AIM OF THE EXERCISE:
Only the lines holding "background" are wanted; find them in the listing and return each one.

PROVIDED INFORMATION:

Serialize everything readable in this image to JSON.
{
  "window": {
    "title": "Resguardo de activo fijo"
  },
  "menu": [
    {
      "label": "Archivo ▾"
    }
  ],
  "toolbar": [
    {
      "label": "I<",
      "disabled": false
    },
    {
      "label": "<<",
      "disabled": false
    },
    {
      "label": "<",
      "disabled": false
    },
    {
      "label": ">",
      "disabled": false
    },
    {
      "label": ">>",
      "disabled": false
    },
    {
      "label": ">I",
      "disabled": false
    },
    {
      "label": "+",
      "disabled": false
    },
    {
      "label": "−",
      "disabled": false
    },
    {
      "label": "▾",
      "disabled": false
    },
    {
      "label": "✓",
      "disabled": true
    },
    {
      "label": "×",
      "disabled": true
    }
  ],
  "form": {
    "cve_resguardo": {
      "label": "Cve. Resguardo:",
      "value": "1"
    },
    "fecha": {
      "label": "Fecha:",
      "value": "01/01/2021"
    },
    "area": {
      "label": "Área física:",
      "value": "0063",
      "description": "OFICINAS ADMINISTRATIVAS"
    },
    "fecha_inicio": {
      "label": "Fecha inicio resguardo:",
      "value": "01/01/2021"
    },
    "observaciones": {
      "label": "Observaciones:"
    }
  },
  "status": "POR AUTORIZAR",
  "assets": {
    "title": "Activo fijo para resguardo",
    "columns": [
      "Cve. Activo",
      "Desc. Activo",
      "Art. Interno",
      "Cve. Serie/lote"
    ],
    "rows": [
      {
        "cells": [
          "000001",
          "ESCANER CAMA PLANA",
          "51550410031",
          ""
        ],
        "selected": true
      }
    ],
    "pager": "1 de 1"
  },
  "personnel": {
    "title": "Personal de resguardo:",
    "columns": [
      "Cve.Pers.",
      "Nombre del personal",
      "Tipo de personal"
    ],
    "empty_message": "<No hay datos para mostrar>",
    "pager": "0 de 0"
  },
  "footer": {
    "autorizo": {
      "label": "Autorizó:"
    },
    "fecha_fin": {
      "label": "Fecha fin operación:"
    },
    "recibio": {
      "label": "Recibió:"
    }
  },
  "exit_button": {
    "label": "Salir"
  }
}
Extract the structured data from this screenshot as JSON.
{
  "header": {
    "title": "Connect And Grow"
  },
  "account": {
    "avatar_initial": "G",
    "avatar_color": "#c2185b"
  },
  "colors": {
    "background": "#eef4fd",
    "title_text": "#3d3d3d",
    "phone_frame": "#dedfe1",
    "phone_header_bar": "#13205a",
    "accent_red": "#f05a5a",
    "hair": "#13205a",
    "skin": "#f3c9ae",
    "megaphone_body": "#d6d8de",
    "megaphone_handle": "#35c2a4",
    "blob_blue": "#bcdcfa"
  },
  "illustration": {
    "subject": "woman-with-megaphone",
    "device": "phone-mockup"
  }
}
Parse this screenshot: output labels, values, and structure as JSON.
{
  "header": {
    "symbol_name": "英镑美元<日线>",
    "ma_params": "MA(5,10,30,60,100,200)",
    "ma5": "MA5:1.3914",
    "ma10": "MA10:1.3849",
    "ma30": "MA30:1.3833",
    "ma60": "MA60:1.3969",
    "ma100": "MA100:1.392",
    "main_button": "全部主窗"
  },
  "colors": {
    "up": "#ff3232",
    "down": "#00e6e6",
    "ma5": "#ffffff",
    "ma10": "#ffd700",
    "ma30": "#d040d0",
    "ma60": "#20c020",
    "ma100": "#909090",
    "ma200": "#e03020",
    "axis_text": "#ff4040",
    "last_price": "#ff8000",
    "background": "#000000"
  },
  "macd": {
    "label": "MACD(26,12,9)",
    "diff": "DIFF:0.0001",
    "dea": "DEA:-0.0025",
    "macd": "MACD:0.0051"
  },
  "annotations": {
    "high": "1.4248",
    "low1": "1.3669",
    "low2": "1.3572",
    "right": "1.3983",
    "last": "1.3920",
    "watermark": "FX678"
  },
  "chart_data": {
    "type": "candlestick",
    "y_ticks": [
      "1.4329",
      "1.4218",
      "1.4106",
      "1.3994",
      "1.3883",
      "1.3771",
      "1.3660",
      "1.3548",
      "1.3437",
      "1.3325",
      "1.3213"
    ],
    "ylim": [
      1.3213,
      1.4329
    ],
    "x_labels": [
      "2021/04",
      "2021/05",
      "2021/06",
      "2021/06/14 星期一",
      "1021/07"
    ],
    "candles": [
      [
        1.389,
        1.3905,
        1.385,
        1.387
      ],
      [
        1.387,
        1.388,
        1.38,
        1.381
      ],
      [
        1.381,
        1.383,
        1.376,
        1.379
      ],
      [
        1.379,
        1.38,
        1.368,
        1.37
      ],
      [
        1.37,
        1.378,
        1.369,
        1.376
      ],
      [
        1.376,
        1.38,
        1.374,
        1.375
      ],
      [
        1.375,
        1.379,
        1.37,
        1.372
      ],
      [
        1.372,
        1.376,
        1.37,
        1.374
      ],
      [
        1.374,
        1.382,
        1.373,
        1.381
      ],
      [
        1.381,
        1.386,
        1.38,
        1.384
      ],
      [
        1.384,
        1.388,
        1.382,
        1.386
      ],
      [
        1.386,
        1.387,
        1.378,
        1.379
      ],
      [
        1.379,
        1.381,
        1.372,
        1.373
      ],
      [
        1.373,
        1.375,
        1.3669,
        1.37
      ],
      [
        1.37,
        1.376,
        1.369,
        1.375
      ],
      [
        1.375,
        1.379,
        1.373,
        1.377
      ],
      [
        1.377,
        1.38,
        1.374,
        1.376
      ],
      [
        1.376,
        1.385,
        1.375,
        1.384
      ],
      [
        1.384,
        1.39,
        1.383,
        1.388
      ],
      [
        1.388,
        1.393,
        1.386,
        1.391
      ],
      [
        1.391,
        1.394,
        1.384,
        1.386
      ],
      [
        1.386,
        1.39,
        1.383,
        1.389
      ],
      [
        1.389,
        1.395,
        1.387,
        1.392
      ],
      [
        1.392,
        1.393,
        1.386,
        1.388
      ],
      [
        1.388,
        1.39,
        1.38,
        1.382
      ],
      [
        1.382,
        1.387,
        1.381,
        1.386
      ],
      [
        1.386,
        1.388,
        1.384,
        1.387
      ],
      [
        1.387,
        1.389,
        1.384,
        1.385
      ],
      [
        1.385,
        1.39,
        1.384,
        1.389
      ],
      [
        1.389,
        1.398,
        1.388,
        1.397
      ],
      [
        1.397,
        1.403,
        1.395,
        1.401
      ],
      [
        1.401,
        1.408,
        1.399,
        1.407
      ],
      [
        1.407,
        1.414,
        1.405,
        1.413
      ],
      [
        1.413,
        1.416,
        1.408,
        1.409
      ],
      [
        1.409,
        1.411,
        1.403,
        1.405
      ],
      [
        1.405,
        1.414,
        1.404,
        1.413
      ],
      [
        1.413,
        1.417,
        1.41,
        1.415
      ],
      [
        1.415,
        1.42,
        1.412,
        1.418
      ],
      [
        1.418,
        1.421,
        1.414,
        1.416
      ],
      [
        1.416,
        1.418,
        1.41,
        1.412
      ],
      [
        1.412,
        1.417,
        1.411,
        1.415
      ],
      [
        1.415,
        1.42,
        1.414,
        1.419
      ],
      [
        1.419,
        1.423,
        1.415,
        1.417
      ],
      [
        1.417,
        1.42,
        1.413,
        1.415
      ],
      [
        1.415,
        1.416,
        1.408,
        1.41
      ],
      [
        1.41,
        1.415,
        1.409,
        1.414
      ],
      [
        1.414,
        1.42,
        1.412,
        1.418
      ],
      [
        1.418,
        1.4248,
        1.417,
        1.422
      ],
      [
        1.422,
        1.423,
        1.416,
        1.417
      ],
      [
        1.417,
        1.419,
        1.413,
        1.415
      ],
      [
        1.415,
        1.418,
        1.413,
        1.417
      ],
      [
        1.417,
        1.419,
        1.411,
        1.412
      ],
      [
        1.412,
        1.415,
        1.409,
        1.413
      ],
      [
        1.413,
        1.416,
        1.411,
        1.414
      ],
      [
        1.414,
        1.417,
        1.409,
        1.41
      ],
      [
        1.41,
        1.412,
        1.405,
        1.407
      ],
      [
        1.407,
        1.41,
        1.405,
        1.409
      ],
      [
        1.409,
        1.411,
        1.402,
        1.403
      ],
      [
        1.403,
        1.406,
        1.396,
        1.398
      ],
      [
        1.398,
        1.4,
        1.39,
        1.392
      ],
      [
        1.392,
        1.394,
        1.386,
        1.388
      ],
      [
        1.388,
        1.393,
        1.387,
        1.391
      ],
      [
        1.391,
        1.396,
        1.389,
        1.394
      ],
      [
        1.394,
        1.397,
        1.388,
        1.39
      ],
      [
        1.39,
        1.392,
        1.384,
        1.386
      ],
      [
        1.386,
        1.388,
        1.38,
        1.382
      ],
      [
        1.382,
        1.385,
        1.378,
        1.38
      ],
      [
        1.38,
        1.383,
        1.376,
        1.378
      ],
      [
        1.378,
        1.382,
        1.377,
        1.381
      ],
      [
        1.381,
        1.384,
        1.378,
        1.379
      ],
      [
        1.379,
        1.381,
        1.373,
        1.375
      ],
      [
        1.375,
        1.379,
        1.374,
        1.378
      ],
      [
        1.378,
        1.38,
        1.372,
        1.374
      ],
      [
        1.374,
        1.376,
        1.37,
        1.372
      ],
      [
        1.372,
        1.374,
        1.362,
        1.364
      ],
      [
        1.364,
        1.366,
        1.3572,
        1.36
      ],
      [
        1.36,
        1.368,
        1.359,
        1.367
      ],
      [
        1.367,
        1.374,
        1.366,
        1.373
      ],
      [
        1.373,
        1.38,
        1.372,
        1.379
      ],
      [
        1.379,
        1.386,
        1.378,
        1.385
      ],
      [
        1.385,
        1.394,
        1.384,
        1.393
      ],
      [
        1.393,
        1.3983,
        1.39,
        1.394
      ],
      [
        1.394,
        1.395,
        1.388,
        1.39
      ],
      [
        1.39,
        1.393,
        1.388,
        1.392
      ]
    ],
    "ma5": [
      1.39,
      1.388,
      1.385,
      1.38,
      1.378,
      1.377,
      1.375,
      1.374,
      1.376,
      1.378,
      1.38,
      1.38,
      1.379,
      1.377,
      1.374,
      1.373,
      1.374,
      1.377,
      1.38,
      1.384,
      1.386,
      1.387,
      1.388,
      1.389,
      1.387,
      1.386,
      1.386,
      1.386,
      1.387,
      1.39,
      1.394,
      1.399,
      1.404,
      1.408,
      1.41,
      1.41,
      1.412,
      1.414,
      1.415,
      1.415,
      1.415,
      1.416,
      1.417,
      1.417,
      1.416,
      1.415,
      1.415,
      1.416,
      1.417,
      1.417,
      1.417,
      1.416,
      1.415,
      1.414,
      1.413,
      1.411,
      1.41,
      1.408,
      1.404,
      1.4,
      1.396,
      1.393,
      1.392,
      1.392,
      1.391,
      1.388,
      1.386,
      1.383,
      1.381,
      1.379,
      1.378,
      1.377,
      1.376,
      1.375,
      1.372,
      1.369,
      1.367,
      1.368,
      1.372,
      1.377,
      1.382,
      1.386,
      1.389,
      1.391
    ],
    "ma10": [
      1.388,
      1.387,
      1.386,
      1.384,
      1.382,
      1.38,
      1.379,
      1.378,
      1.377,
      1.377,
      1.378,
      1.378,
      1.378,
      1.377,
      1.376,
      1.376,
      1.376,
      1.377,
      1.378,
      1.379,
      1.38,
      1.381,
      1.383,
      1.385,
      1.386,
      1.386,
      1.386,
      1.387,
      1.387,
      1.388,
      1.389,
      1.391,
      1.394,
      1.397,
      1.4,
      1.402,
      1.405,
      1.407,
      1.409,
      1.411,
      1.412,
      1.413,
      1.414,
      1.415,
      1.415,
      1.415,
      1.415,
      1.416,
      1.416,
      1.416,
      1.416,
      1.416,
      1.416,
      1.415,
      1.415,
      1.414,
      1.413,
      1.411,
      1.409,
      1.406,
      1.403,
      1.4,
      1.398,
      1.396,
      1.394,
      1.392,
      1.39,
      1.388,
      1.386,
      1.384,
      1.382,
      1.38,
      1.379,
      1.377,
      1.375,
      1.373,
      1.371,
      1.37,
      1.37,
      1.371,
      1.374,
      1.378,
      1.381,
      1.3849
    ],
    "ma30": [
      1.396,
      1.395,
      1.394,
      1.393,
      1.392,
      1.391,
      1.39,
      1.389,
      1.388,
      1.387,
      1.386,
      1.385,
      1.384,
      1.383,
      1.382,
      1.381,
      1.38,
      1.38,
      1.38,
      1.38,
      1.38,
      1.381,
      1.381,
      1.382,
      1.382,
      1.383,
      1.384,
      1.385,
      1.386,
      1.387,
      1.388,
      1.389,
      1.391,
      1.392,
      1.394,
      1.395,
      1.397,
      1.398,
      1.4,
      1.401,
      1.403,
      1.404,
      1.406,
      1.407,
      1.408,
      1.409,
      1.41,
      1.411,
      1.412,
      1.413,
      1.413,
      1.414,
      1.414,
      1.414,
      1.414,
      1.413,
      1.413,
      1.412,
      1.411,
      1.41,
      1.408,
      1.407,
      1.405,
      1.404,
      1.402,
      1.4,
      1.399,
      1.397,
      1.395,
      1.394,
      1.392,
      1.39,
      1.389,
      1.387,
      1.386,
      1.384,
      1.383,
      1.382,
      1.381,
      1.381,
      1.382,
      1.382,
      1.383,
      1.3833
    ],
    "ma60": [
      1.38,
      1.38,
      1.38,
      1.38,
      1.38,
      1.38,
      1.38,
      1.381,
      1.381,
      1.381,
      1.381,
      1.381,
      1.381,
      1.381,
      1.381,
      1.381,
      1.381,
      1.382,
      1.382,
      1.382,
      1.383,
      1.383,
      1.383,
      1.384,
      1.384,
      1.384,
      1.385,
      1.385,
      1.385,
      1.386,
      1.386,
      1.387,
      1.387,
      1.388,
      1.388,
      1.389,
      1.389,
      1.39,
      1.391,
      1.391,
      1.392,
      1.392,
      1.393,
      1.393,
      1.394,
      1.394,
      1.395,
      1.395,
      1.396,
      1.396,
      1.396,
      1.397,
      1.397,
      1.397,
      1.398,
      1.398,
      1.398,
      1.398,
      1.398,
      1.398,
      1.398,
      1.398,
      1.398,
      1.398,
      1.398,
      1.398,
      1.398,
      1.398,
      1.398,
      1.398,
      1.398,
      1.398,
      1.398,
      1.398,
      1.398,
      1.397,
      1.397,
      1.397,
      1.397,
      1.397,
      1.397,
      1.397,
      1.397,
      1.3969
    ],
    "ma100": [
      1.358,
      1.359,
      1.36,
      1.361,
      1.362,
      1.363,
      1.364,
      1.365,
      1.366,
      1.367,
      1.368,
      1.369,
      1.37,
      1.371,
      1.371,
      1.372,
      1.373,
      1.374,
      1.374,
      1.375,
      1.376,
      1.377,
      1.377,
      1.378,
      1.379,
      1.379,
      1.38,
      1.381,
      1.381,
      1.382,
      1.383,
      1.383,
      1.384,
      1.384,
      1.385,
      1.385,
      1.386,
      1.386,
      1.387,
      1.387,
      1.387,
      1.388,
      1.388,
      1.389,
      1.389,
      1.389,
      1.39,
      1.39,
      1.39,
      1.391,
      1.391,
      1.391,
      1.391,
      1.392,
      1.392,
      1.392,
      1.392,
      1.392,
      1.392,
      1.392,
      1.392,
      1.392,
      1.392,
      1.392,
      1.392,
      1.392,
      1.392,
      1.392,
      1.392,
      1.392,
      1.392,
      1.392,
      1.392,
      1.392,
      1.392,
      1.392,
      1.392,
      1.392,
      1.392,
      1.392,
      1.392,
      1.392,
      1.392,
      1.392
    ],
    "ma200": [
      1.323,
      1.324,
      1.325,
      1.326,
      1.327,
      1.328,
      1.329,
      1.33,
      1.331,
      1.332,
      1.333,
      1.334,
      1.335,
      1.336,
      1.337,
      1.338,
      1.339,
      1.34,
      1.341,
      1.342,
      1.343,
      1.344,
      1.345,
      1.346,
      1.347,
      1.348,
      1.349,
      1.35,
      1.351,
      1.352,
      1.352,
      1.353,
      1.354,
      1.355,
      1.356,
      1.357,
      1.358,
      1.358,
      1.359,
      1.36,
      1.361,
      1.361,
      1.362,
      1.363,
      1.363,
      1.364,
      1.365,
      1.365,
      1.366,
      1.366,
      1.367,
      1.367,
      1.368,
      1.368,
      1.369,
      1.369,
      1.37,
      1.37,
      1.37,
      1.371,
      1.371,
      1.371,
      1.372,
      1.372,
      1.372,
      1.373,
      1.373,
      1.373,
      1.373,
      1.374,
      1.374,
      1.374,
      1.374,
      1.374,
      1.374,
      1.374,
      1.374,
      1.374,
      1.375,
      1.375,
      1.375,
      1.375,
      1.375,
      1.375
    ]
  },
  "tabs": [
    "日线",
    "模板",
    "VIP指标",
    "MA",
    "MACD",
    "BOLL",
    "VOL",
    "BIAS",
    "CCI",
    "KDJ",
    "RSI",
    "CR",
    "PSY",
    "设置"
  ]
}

YOUR RESPONSE:
    "background": "#eef4fd",
    "background": "#000000"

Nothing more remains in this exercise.